The Terrence Higgins Trust is reiterating calls for the HPV (human papillomavirus) vaccination programme to include gay and bisexual men following Hollywood actor Michael Douglas’s comments about oral cancer.

In an interview with the Guardian the actor, 68, said his previous battle with throat cancer was caused by a virus he contracted by performing oral sex.

When asked whether he now regretted his years of smoking and drinking – common causes of oral cancer – Douglas replied “No.”

“It’s a sexually transmitted disease,” Douglas said of the human papillomavirus virus.

Dr Michael Brady, who specialises in sexual health as medical director of the Terrence Higgins Trust (THT), told the Associated Press that oral sex could have contributed to Douglas’s cancer but that it was difficult to pinpoint a single cause.

Jason Warriner, clinical director at Terrence Higgins Trust, said: “HPV is a common virus which is usually harmless but can cause a range of cancers, including oral cancers, in both men and women. While we’re not in a position to comment on the specifics of this case, we welcome more open discussion of this issue.

“We believe men have a right to the same protection from HPV as women. The female HPV vaccination programme indirectly protects men who have sex with women who have been vaccinated. However, men who have sex with women who aren’t vaccinated and men who have sex with men remain at risk. This is particularly concerning given the rates of HPV-related anal cancer among gay men.”

He added: “Terrence Higgins Trust has campaigned for males to be included in the HPV vaccination programme.”
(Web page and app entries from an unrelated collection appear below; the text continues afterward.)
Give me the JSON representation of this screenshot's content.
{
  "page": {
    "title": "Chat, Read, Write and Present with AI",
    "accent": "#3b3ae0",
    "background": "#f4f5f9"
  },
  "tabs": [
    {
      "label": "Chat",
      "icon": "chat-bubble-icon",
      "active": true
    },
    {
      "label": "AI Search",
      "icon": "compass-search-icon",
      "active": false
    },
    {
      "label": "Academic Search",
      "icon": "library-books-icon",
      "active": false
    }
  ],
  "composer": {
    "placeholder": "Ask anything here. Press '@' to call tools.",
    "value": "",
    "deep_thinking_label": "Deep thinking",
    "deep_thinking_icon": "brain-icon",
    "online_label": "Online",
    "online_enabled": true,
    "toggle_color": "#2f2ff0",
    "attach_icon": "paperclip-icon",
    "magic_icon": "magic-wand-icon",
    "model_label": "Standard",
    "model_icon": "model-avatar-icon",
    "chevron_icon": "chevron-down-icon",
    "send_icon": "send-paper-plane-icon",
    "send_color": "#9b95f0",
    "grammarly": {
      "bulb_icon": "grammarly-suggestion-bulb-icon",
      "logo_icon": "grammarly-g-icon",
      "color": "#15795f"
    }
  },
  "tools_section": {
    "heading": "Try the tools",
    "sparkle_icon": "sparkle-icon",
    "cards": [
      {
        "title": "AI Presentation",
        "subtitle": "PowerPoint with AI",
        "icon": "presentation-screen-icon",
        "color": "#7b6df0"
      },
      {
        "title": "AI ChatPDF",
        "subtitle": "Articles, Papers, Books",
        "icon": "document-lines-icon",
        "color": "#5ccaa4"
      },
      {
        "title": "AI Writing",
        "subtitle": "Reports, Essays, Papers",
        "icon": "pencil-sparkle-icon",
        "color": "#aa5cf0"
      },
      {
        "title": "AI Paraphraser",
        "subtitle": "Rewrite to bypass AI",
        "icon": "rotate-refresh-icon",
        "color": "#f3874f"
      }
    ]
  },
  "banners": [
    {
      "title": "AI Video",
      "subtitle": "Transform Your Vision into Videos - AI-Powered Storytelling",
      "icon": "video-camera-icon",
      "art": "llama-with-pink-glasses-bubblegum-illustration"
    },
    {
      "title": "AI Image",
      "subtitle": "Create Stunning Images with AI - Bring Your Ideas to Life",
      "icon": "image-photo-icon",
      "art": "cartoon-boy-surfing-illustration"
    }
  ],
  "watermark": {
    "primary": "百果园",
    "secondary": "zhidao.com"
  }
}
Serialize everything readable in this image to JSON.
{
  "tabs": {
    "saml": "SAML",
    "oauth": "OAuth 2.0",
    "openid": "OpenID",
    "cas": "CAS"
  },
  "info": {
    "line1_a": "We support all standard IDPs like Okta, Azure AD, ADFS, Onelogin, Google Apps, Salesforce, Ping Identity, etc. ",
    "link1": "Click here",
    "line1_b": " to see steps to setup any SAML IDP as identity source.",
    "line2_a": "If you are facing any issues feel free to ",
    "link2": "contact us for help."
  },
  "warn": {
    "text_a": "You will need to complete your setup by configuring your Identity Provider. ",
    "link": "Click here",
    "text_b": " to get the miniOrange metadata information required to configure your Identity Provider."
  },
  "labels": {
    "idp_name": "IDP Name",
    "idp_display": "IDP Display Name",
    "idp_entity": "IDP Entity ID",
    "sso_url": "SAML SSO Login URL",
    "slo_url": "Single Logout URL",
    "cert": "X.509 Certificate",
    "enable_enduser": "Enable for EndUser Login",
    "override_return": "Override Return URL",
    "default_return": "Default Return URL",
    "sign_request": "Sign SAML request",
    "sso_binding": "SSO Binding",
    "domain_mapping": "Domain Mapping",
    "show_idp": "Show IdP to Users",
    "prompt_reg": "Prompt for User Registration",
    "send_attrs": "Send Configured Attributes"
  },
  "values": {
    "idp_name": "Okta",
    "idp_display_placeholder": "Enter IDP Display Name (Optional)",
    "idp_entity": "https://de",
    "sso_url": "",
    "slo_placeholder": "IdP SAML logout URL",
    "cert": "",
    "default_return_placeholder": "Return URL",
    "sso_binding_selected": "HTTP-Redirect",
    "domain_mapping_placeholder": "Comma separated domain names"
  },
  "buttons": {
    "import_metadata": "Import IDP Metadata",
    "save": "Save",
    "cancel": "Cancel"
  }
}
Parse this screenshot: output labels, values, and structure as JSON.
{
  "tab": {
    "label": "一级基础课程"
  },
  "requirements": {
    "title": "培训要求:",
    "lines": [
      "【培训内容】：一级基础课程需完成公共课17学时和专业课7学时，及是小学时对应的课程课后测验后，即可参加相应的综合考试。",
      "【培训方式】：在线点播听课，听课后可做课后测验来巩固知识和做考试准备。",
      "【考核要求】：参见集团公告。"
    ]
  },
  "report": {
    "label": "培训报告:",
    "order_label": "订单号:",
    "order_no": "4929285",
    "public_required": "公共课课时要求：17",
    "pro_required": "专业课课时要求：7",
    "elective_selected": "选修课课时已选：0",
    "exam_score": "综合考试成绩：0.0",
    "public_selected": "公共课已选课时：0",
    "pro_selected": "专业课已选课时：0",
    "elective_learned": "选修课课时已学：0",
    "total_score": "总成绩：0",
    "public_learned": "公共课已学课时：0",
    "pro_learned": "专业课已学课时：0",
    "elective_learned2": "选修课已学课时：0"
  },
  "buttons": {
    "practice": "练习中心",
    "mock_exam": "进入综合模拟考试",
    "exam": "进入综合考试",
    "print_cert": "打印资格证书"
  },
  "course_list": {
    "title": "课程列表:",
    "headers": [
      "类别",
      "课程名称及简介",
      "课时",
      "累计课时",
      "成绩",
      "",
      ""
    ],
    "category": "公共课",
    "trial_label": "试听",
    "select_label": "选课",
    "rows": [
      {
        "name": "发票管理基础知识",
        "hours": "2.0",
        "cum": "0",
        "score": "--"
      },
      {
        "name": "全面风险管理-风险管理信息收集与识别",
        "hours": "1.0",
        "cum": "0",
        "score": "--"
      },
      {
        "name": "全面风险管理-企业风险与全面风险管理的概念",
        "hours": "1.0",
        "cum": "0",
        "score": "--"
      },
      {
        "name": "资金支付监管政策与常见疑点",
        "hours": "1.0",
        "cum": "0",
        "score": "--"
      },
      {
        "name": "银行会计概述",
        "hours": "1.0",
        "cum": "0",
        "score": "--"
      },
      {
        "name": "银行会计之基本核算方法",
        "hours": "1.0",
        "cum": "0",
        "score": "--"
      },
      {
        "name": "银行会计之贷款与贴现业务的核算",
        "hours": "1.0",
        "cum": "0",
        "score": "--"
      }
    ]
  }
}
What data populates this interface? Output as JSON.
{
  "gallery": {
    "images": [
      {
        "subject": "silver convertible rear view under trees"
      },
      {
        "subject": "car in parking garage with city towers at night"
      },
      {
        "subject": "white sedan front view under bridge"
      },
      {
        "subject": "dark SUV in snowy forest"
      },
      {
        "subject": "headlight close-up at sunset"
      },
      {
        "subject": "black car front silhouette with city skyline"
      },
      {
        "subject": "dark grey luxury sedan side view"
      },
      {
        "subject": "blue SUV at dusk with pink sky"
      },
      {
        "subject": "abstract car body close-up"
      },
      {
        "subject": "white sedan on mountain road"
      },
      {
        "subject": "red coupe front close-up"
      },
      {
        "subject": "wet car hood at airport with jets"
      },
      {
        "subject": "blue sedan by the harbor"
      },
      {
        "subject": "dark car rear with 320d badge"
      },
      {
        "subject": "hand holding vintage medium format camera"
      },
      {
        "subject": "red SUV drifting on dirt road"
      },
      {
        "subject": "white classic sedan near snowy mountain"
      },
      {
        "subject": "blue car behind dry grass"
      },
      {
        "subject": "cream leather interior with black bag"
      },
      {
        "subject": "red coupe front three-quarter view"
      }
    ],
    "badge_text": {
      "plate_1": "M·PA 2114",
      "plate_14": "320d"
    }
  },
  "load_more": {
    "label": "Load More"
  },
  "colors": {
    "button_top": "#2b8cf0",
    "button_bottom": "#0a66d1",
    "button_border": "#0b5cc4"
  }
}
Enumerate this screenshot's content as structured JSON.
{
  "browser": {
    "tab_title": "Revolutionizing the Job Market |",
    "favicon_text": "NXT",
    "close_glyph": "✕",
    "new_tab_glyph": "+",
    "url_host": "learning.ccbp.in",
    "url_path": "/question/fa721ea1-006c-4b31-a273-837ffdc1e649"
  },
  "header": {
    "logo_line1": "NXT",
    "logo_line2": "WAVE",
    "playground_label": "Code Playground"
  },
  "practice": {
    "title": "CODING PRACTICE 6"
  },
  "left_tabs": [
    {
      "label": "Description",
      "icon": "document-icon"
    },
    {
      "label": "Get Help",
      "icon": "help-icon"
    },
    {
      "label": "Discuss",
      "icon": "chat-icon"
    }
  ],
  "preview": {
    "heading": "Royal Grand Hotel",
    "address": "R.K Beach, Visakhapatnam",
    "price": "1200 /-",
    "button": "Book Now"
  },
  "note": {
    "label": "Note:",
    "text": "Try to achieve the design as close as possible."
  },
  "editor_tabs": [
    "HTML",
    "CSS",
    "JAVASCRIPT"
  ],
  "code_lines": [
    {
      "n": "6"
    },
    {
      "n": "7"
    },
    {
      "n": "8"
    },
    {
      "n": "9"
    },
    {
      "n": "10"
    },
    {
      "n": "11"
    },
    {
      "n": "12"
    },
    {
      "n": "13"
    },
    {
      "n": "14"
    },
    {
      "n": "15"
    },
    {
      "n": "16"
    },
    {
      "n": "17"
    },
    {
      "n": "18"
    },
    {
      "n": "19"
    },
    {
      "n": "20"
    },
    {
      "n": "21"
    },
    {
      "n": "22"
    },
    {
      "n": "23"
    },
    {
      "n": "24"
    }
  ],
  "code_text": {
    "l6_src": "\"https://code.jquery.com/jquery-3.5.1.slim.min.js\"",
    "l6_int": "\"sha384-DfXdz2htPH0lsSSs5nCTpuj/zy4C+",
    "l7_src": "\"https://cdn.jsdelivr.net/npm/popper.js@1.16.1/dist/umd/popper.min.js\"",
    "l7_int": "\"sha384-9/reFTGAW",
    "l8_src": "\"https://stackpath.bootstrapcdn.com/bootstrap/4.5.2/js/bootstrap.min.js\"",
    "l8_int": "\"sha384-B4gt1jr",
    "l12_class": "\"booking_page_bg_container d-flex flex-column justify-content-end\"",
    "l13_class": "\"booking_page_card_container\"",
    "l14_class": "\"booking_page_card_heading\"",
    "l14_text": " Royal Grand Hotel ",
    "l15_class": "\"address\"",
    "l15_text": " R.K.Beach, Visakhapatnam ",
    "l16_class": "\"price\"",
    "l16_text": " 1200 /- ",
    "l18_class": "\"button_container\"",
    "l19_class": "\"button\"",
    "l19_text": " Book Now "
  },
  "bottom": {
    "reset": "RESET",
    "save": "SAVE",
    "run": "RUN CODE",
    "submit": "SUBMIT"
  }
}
Speaking last week in an interview with ShortList for his latest film Behind the Candelabra, which is about the life of gay American pianist Liberace, Douglas suggested he knew several gay actors who were afraid to be open about their sexuality in case it damaged their careers.